GARY — The Gary Common Council has begun reviewing the mayoral administration’s proposed budget for 2021.
It's Mayor Jerome Prince's first time crafting a budget with his team for the cash-strapped Steel City.
The proposal, discussed at recent Gary Common Council budget hearings, includes salary increases for some key personnel, staff reductions, and bottom line budget decreases in the police and fire departments that leaders say aim not to disrupt public safety.
The city’s proposed 2021 budget includes $55 million in the General Fund, $9.6 million to cover fire and police pensions, and $23.8 million to fund the operations of the police and fire departments and their respective civil service commissions, records provided to the Gary Common Council show.
The mayor’s chief of staff, Arlene Colvin, who also acting city controller, said she anticipates a revenue shortfall of about $3 million next year, taking into account an increase in projected property tax collections.
But she hopes additional cuts will bring that down to $500,000.
The proposed Gary Police Department salary budget comes with significant cuts — from $9.6 million to $8.4 million. Much of that is due to the city paying for 15 patrol positions out of another fund to reduce the burden on the city’s General Fund, and eliminating 15 other patrolmen positions.

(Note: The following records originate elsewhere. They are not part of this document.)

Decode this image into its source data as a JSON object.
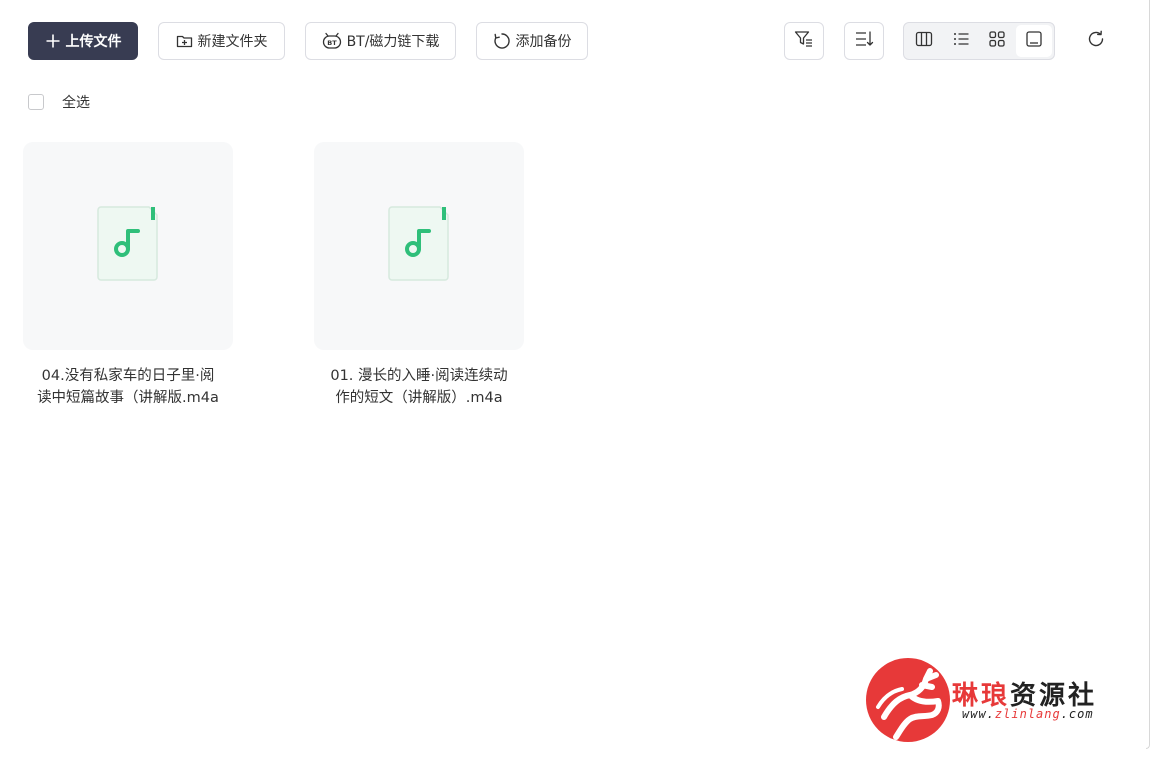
{
  "toolbar": {
    "upload_label": "上传文件",
    "new_folder_label": "新建文件夹",
    "bt_label": "BT/磁力链下载",
    "bt_icon_text": "BT",
    "backup_label": "添加备份"
  },
  "selection": {
    "select_all_label": "全选"
  },
  "files": [
    {
      "name_line1": "04.没有私家车的日子里·阅",
      "name_line2": "读中短篇故事（讲解版.m4a",
      "type": "audio-file-icon"
    },
    {
      "name_line1": "01. 漫长的入睡·阅读连续动",
      "name_line2": "作的短文（讲解版）.m4a",
      "type": "audio-file-icon"
    }
  ],
  "watermark": {
    "brand_red": "琳琅",
    "brand_black": "资源社",
    "url_red": "zlinlang",
    "url_black": ".com"
  },
  "colors": {
    "primary": "#383c52",
    "file_icon_green": "#2fbf7a",
    "watermark_red": "#e73939"
  }
}
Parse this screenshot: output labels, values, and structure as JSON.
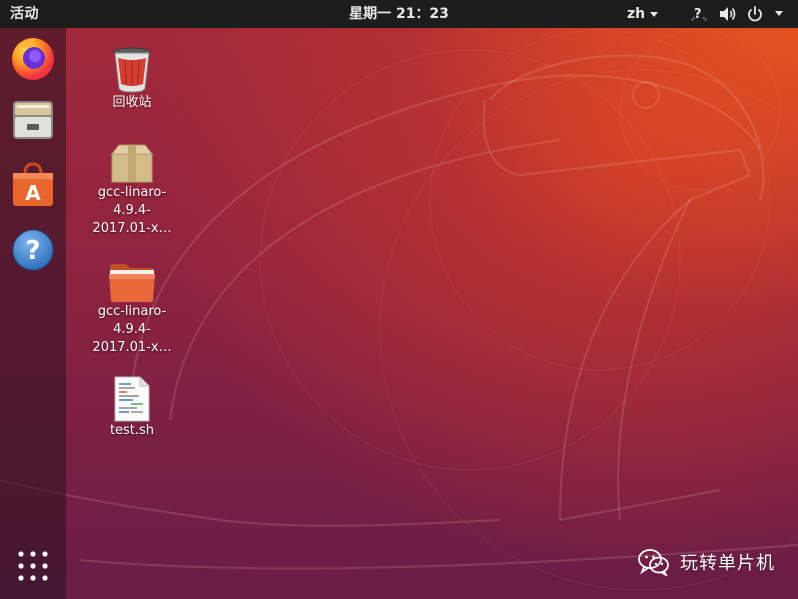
{
  "topbar": {
    "activities_label": "活动",
    "clock": "星期一 21：23",
    "language": "zh",
    "icons": [
      "accessibility-icon",
      "volume-icon",
      "power-icon",
      "system-menu-chevron-icon"
    ]
  },
  "dock": {
    "items": [
      {
        "name": "firefox",
        "icon": "firefox-icon"
      },
      {
        "name": "files",
        "icon": "file-cabinet-icon"
      },
      {
        "name": "software",
        "icon": "shopping-bag-icon"
      },
      {
        "name": "help",
        "icon": "help-icon"
      }
    ],
    "show_apps_icon": "app-grid-icon"
  },
  "desktop": {
    "icons": [
      {
        "label": "回收站",
        "icon": "trash-icon"
      },
      {
        "label": "gcc-linaro-\n4.9.4-\n2017.01-x…",
        "icon": "archive-box-icon"
      },
      {
        "label": "gcc-linaro-\n4.9.4-\n2017.01-x…",
        "icon": "folder-icon"
      },
      {
        "label": "test.sh",
        "icon": "script-file-icon"
      }
    ]
  },
  "watermark": {
    "text": "玩转单片机",
    "icon": "wechat-icon"
  },
  "colors": {
    "topbar": "#1d1d1d",
    "wallpaper_orange": "#e9541f",
    "wallpaper_purple": "#7a1f45",
    "folder_orange": "#e8683a"
  }
}
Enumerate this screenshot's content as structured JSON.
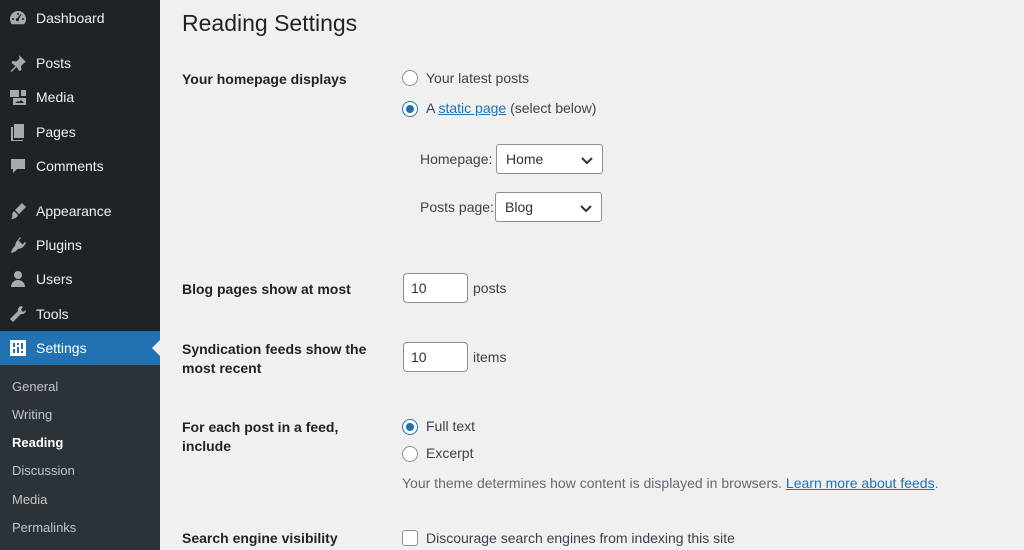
{
  "sidebar": {
    "menu": [
      {
        "label": "Dashboard",
        "icon": "dashboard-icon"
      },
      {
        "label": "Posts",
        "icon": "pin-icon"
      },
      {
        "label": "Media",
        "icon": "media-icon"
      },
      {
        "label": "Pages",
        "icon": "pages-icon"
      },
      {
        "label": "Comments",
        "icon": "comment-icon"
      },
      {
        "label": "Appearance",
        "icon": "brush-icon"
      },
      {
        "label": "Plugins",
        "icon": "plugin-icon"
      },
      {
        "label": "Users",
        "icon": "user-icon"
      },
      {
        "label": "Tools",
        "icon": "wrench-icon"
      },
      {
        "label": "Settings",
        "icon": "settings-icon"
      }
    ],
    "submenu": [
      "General",
      "Writing",
      "Reading",
      "Discussion",
      "Media",
      "Permalinks"
    ]
  },
  "page": {
    "title": "Reading Settings"
  },
  "homepage": {
    "label": "Your homepage displays",
    "option_latest": "Your latest posts",
    "option_static_prefix": "A",
    "option_static_link": "static page",
    "option_static_suffix": "(select below)",
    "homepage_label": "Homepage:",
    "homepage_value": "Home",
    "postspage_label": "Posts page:",
    "postspage_value": "Blog"
  },
  "blog_pages": {
    "label": "Blog pages show at most",
    "value": "10",
    "suffix": "posts"
  },
  "syndication": {
    "label": "Syndication feeds show the most recent",
    "value": "10",
    "suffix": "items"
  },
  "feed_include": {
    "label": "For each post in a feed, include",
    "option_full": "Full text",
    "option_excerpt": "Excerpt",
    "desc": "Your theme determines how content is displayed in browsers.",
    "desc_link": "Learn more about feeds",
    "desc_end": "."
  },
  "search": {
    "label": "Search engine visibility",
    "checkbox_label": "Discourage search engines from indexing this site"
  },
  "colors": {
    "sidebar_bg": "#1d2327",
    "submenu_bg": "#2c3338",
    "accent": "#2271b1",
    "page_bg": "#f0f0f1"
  }
}
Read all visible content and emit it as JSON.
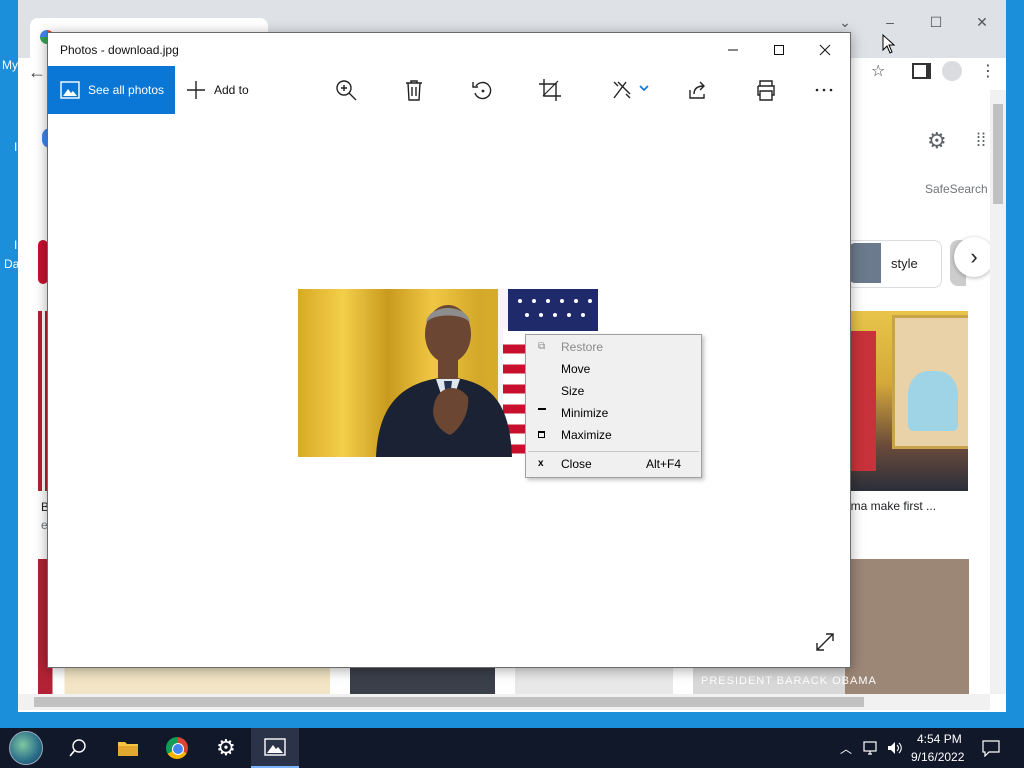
{
  "desktop": {
    "icon_labels": [
      "My",
      "I",
      "I",
      "Da"
    ]
  },
  "chrome": {
    "results": {
      "chip_style": "style",
      "safesearch": "SafeSearch",
      "caption_left_a": "B",
      "caption_left_b": "e",
      "caption_right": "ama make first ...",
      "photo_caption_bottom": "PRESIDENT BARACK OBAMA"
    }
  },
  "photos": {
    "window_title": "Photos - download.jpg",
    "toolbar": {
      "see_all": "See all photos",
      "add_to": "Add to"
    },
    "icons": [
      "zoom-in-icon",
      "delete-icon",
      "rotate-icon",
      "crop-icon",
      "edit-icon",
      "share-icon",
      "print-icon",
      "more-icon",
      "expand-icon"
    ]
  },
  "context_menu": {
    "items": [
      {
        "label": "Restore",
        "shortcut": "",
        "enabled": false
      },
      {
        "label": "Move",
        "shortcut": "",
        "enabled": true
      },
      {
        "label": "Size",
        "shortcut": "",
        "enabled": true
      },
      {
        "label": "Minimize",
        "shortcut": "",
        "enabled": true
      },
      {
        "label": "Maximize",
        "shortcut": "",
        "enabled": true
      },
      {
        "label": "Close",
        "shortcut": "Alt+F4",
        "enabled": true
      }
    ]
  },
  "taskbar": {
    "time": "4:54 PM",
    "date": "9/16/2022"
  },
  "colors": {
    "accent": "#0a77d6",
    "taskbar": "#10182a",
    "desktop": "#1b8fd9"
  }
}
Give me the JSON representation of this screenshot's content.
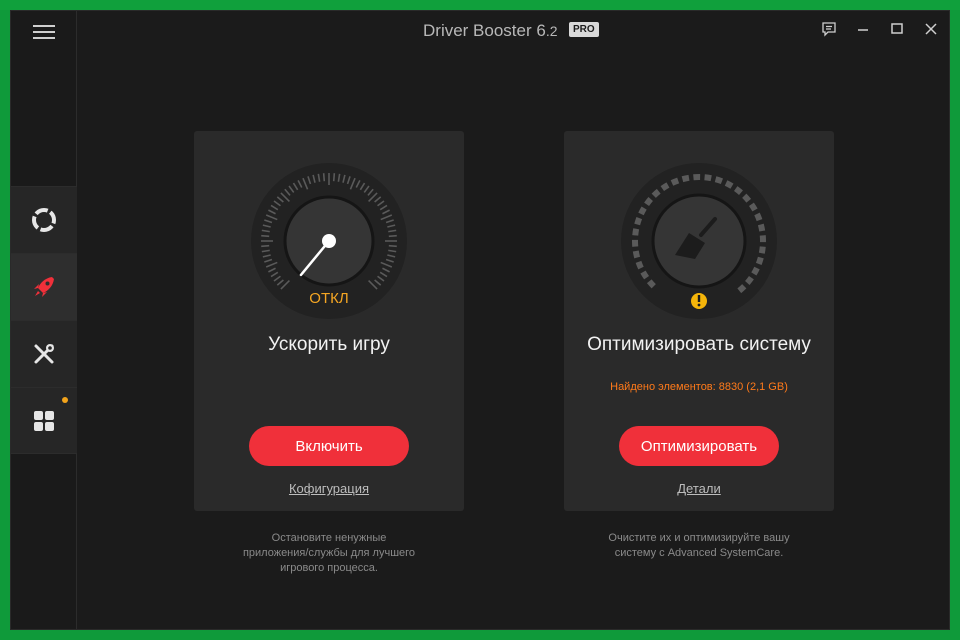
{
  "window": {
    "title": "Driver Booster 6",
    "version": ".2",
    "badge": "PRO"
  },
  "colors": {
    "accent_red": "#f0303a",
    "warning_orange": "#ff7a1a",
    "gauge_orange": "#f5a623",
    "background": "#1b1b1b",
    "card": "#2a2a2a"
  },
  "sidebar": {
    "menu_icon": "hamburger-icon",
    "items": [
      {
        "id": "scan",
        "icon": "lifebuoy-icon",
        "active": false,
        "badge": false
      },
      {
        "id": "boost",
        "icon": "rocket-icon",
        "active": true,
        "badge": false
      },
      {
        "id": "tools",
        "icon": "tools-icon",
        "active": false,
        "badge": false
      },
      {
        "id": "action-center",
        "icon": "grid-icon",
        "active": false,
        "badge": true
      }
    ]
  },
  "window_controls": [
    "feedback-icon",
    "minimize-icon",
    "maximize-icon",
    "close-icon"
  ],
  "game_boost": {
    "gauge_status": "ОТКЛ",
    "title": "Ускорить игру",
    "button": "Включить",
    "link": "Кофигурация",
    "description": [
      "Остановите ненужные",
      "приложения/службы для лучшего",
      "игрового процесса."
    ]
  },
  "optimize": {
    "title": "Оптимизировать систему",
    "found": "Найдено элементов: 8830 (2,1 GB)",
    "button": "Оптимизировать",
    "link": "Детали",
    "description": [
      "Очистите их и оптимизируйте вашу",
      "систему с Advanced SystemCare."
    ]
  }
}
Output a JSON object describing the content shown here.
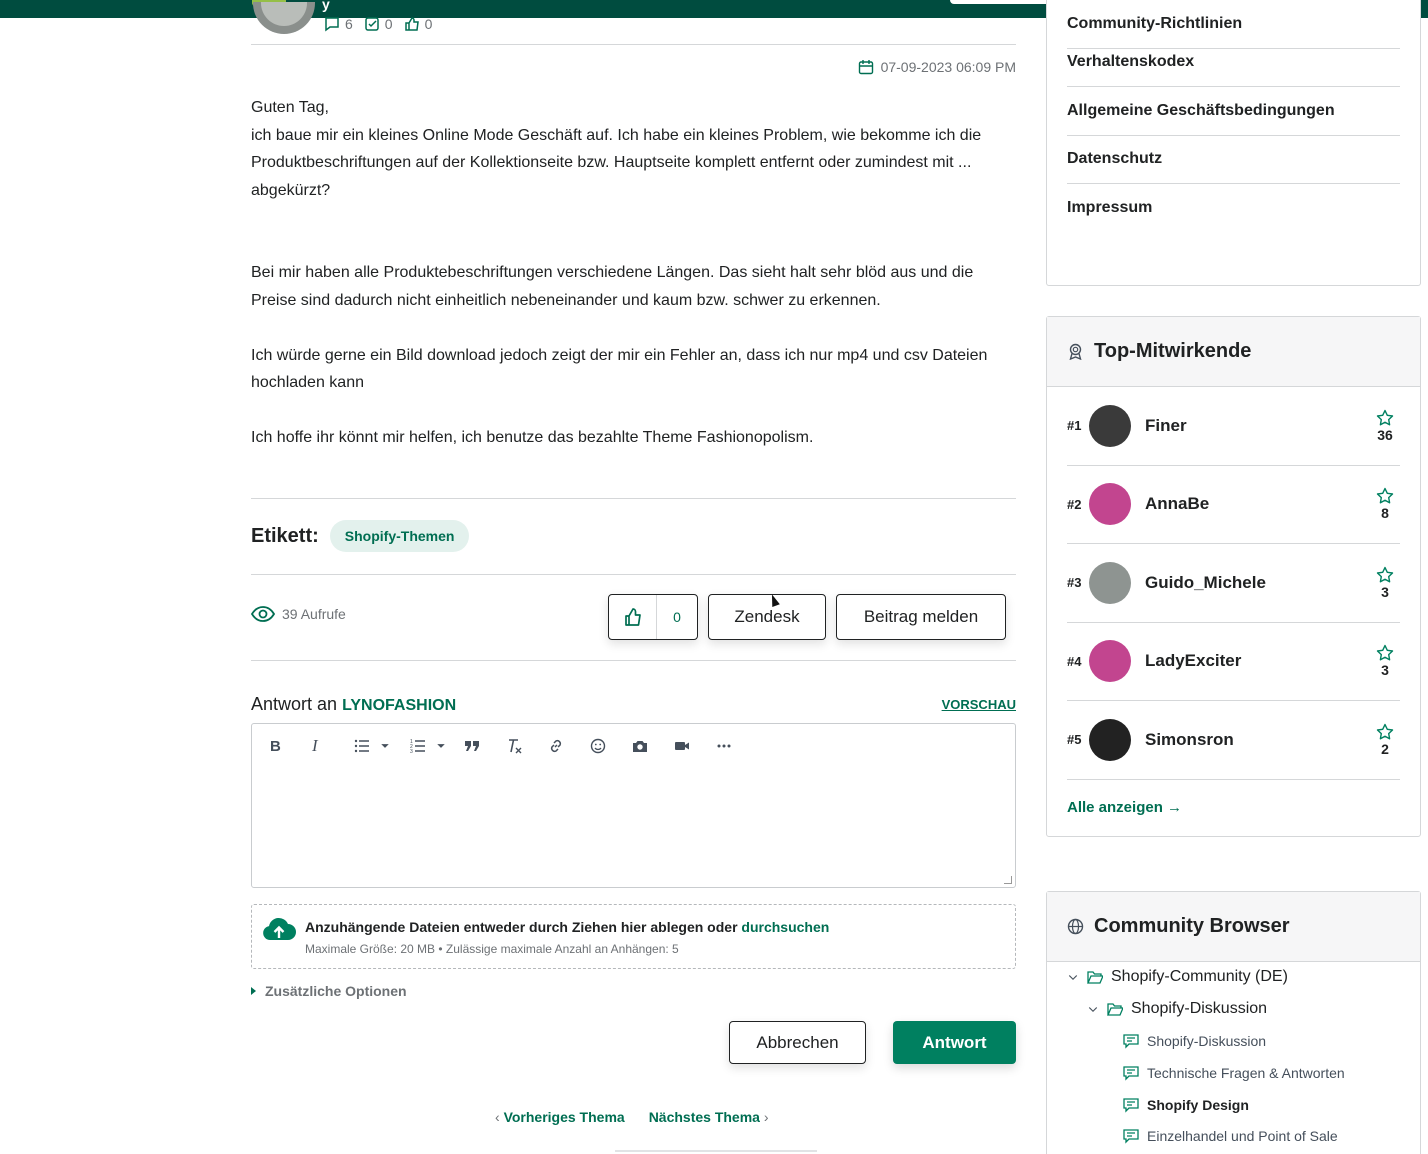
{
  "header": {
    "logo_text": "y"
  },
  "post": {
    "stats": {
      "replies": "6",
      "solutions": "0",
      "likes": "0"
    },
    "date": "07-09-2023 06:09 PM",
    "paragraphs": [
      "Guten Tag,",
      "ich baue mir ein kleines Online Mode Geschäft auf. Ich habe ein kleines Problem, wie bekomme ich die Produktbeschriftungen auf der Kollektionseite bzw. Hauptseite komplett entfernt oder zumindest mit ... abgekürzt?",
      "Bei mir haben alle Produktebeschriftungen verschiedene Längen. Das sieht halt sehr blöd aus und die Preise sind dadurch nicht einheitlich nebeneinander und kaum bzw. schwer zu erkennen.",
      "Ich würde gerne ein Bild download jedoch zeigt der mir ein Fehler an, dass ich nur mp4 und csv Dateien hochladen kann",
      "Ich hoffe ihr könnt mir helfen, ich benutze das bezahlte Theme Fashionopolism."
    ],
    "tags_label": "Etikett:",
    "tag": "Shopify-Themen",
    "views": "39 Aufrufe",
    "like_count": "0",
    "zendesk_label": "Zendesk",
    "report_label": "Beitrag melden"
  },
  "reply": {
    "prefix": "Antwort an",
    "user": "LYNOFASHION",
    "preview_label": "VORSCHAU",
    "toolbar": {
      "bold": "B",
      "italic": "I"
    },
    "dropzone_text": "Anzuhängende Dateien entweder durch Ziehen hier ablegen oder",
    "dropzone_browse": "durchsuchen",
    "dropzone_limits": "Maximale Größe: 20 MB • Zulässige maximale Anzahl an Anhängen: 5",
    "extra_options": "Zusätzliche Optionen",
    "cancel_label": "Abbrechen",
    "submit_label": "Antwort"
  },
  "thread_nav": {
    "prev": "Vorheriges Thema",
    "next": "Nächstes Thema",
    "prev_arrow": "‹",
    "next_arrow": "›"
  },
  "sidebar": {
    "links": [
      "Community-Richtlinien",
      "Verhaltenskodex",
      "Allgemeine Geschäftsbedingungen",
      "Datenschutz",
      "Impressum"
    ],
    "top_contributors": {
      "title": "Top-Mitwirkende",
      "items": [
        {
          "rank": "#1",
          "name": "Finer",
          "kudos": "36",
          "avatar_color": "#3a3a3a"
        },
        {
          "rank": "#2",
          "name": "AnnaBe",
          "kudos": "8",
          "avatar_color": "#c2458f"
        },
        {
          "rank": "#3",
          "name": "Guido_Michele",
          "kudos": "3",
          "avatar_color": "#8e9491"
        },
        {
          "rank": "#4",
          "name": "LadyExciter",
          "kudos": "3",
          "avatar_color": "#c2458f"
        },
        {
          "rank": "#5",
          "name": "Simonsron",
          "kudos": "2",
          "avatar_color": "#222222"
        }
      ],
      "see_all": "Alle anzeigen →"
    },
    "community_browser": {
      "title": "Community Browser",
      "tree": [
        {
          "label": "Shopify-Community (DE)"
        },
        {
          "label": "Shopify-Diskussion"
        },
        {
          "label": "Shopify-Diskussion"
        },
        {
          "label": "Technische Fragen & Antworten"
        },
        {
          "label": "Shopify Design"
        },
        {
          "label": "Einzelhandel und Point of Sale"
        }
      ]
    }
  },
  "colors": {
    "brand_green": "#008060",
    "link_green": "#006e52",
    "header_bg": "#004c3f"
  }
}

Nine patrol positions are open and have the option of being filled.
Colvin said the administration is trying to balance overtime needs with a realistic hiring timeline due to pending retirements and other factors.
“We’ve left some openings so they can add additional officers, not a whole lot, and replace retirees. We’re trying to balance all of that … I know it’s not ideal but probably best come up with,” Colvin said to the Gary Common Council during this week’s budget hearings at City Hall.
For many years now, the police department has always been budgeted for about 200 officers, though the headcount, in actuality, has hovered anywhere from 160 to 175 in recent years.
The city’s fire department budget is being reduced from $9.3 million to just over $8 million; however, some council members questioned if the administration is underestimating the need for overtime in 2021.
Year-to-date, the fire department has spent $1.1 million in overtime in 2020, but only budgeted $500,000 for next year, according to city staff.
“What’s the contingency plan?” Council President William Godwin, D-1st, said.
Fire Chief Sean O’Donnell said by converting some positions, he hopes to hire as many as 20 firefighters next year, which he says should lead to an reduction in overtime costs.
Perhaps the largest salary increase in the budget is for Eric Reaves, executive director for Community Investment. Reaves also is senior adviser to mayor Prince, and has headed up the parks department on an interim basis since April.
Reaves, as head of Community Investment, oversees department heads in zoning, planning, economic development, and code enforcement. He also oversees data and analytics.
The administration is proposing a pay hike from $70,000 to $90,000 for Reaves’ community investment leader role.
This year, Reaves received $30,000 for leading the parks department, too, which amounts to a little less than half the parks superintendent’s typical annual salary.
“But I don’t intend to stay in this (parks) position past December,” Reaves said, who noted his executive assistant is shadowing him to learn the role and will be a strong candidate when the city begins its search for a new parks superintendent.
While many departments’ budget bottom lines remained unchanged from last year, several include salary increases for key staff made possible by job elimination and other adjustments.
The Common Council’s proposed $470,624 budget includes cost-of-living salary increases from $28,727 to $30,163 for all council members, while eliminating a $6,000 intern position. The officer manager salary is decreasing by $2,880 to $45,000.
Per state statute, the city must present a budget by the state’s Nov. 1 deadline.